The problem is, a lot of people in Quebec don’t speak English and a lot of people outside Quebec don’t speak French, which makes it hard for the “two solitude” to understand each other. I am bilingual, born and raised in French, and started truly understanding what bothers each side so much only when I learned English.

The separatist movement was slowing down before this election, the youth was less attracted by it than they were 15 years ago. Upon seeing the elections results map though, most of us, anglophone, francophone or allophone have had a really bad feeling. It’s like we fought so hard to protect our rights and Canada failed us. I don’t mean to say that everybody else should have voted against Conservatives (although I really do resent their thinking) but that it shows us how much difference there is between us.

And that is not a question of language, because I well know that anglophones in Quebec voted NDP alongside everybody else. It is striking to see that a government who we didn’t vote for is the one who is going to decide our fate. And that has brought the separatist movement back on the map for sure. It was a kick for those who weren’t sure or those who really liked Canada (like me) and thought that we could make it work.

Like you say, I would be tremendously happy if we could learn to understand each other and form a country where nobody feels left aside by the institution in power. I would be very surprised if it happened though, considering that the Conservative majority will probably destroy our faith in Canada.

If you want to read more responses, check out Transforming Power.

Judy Rebick

Judy Rebick

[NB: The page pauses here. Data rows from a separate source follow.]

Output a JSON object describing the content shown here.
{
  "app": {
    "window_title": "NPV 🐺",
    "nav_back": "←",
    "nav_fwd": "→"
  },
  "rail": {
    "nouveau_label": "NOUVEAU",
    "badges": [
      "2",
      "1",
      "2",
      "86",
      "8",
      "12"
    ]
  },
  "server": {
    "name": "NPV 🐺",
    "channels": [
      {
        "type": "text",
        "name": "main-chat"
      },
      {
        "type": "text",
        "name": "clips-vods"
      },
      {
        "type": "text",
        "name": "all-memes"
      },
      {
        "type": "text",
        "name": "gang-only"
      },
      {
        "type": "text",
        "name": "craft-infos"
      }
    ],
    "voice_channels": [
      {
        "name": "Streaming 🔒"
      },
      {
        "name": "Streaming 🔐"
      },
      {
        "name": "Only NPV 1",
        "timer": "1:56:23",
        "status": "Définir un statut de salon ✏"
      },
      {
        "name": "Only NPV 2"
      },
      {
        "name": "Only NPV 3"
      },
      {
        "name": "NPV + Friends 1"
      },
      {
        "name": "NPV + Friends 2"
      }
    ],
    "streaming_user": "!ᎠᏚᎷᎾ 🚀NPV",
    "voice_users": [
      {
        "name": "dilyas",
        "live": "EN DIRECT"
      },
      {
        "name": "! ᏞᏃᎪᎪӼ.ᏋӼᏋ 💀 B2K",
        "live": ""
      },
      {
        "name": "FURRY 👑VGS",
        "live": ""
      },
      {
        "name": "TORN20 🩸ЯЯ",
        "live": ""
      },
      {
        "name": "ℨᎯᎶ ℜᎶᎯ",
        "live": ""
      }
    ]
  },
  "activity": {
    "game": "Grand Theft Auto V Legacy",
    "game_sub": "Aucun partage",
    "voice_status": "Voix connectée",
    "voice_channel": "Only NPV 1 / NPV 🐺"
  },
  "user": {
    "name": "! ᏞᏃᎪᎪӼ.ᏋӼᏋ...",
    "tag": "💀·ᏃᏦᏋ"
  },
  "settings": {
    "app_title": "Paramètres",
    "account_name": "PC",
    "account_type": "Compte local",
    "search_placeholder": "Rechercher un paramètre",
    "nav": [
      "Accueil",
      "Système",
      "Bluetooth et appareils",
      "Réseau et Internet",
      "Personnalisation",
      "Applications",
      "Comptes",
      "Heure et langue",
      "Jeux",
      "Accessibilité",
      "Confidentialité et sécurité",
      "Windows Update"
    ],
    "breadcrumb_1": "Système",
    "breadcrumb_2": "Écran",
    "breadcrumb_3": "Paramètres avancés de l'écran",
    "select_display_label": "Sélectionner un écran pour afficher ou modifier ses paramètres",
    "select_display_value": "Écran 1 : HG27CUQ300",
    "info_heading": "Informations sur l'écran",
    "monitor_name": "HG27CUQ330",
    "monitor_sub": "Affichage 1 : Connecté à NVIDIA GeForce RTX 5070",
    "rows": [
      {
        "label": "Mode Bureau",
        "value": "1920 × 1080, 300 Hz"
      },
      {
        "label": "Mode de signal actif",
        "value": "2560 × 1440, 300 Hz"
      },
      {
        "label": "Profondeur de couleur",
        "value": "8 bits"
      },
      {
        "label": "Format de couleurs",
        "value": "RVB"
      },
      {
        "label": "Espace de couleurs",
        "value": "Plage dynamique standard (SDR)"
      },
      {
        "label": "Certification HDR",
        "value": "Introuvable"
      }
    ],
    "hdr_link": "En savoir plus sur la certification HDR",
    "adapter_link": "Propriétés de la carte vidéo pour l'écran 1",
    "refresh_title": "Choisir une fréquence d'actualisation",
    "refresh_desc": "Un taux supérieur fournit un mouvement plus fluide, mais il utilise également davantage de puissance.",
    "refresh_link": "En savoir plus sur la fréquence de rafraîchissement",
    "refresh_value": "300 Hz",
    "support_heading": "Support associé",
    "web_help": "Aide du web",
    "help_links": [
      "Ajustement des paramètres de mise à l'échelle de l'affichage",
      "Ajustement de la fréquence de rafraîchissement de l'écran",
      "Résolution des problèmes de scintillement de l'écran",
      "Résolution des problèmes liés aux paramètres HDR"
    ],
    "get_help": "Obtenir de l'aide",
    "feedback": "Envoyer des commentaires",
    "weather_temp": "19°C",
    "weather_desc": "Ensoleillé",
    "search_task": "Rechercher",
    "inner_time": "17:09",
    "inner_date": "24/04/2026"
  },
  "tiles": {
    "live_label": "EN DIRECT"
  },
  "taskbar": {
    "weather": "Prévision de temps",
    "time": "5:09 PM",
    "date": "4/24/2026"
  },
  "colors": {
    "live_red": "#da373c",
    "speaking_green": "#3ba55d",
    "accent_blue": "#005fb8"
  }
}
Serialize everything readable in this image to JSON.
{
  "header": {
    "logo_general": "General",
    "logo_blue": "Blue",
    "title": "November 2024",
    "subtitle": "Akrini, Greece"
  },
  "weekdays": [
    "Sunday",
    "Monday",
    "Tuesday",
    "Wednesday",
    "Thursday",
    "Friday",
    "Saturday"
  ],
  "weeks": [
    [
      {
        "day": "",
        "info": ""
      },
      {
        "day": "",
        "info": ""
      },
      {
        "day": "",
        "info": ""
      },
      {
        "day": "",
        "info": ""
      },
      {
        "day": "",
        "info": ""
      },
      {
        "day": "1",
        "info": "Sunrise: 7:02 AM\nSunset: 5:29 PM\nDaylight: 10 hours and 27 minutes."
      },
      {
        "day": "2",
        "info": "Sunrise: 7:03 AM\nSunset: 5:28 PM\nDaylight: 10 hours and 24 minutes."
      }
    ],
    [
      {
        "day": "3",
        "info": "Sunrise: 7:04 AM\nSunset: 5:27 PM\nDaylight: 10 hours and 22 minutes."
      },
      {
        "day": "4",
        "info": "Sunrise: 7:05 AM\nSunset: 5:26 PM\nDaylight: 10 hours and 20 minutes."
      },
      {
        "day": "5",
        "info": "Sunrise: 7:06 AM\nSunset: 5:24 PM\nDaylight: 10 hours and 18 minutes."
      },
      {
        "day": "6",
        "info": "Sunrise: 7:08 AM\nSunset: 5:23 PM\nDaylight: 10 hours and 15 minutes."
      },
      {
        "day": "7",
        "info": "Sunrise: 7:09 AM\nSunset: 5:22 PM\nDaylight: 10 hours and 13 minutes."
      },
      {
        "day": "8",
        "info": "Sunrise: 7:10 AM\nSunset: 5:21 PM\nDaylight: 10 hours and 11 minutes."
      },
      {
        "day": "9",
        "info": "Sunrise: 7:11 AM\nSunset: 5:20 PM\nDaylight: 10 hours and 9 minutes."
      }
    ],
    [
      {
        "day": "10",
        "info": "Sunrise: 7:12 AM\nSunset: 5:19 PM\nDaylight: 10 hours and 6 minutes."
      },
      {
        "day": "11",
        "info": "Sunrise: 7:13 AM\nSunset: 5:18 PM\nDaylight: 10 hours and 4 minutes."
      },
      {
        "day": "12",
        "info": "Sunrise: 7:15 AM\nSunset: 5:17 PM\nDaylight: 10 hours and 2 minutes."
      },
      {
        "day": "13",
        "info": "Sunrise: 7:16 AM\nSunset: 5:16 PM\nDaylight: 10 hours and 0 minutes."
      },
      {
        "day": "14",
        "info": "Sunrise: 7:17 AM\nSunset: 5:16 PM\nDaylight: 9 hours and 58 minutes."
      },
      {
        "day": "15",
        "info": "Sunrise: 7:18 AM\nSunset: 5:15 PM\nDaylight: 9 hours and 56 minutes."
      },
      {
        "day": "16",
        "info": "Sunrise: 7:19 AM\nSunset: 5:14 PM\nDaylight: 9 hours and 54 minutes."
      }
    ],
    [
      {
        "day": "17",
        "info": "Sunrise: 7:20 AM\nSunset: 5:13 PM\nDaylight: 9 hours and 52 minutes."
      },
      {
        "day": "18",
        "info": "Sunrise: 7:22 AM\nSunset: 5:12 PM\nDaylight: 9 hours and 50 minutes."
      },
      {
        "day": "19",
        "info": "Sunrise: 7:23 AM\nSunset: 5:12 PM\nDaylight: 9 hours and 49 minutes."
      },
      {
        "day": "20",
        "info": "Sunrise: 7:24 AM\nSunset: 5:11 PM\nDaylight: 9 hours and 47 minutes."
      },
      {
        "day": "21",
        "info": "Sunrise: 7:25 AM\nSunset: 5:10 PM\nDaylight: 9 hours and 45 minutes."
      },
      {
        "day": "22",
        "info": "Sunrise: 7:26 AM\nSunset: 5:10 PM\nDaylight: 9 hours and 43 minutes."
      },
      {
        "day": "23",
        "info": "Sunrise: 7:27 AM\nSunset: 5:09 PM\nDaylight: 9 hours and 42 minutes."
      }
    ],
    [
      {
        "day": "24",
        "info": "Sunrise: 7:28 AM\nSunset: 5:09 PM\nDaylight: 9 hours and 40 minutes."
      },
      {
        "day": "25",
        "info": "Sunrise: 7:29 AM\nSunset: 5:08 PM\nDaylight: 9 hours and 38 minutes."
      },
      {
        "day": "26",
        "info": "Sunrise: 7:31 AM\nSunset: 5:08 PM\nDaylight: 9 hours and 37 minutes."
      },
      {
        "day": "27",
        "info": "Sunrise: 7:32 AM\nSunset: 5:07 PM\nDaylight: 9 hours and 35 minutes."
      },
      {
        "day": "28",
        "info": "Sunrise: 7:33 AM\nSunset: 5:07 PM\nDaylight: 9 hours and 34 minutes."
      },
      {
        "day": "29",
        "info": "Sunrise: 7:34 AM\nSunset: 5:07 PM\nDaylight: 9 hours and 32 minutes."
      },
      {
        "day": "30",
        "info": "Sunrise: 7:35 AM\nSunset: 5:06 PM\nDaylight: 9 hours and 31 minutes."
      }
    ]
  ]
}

Judy Rebick is one of Canada’s best-known feminists. She was the founding publisher of , wrote our advice column and was co-host of one of our first podcasts called Reel Women....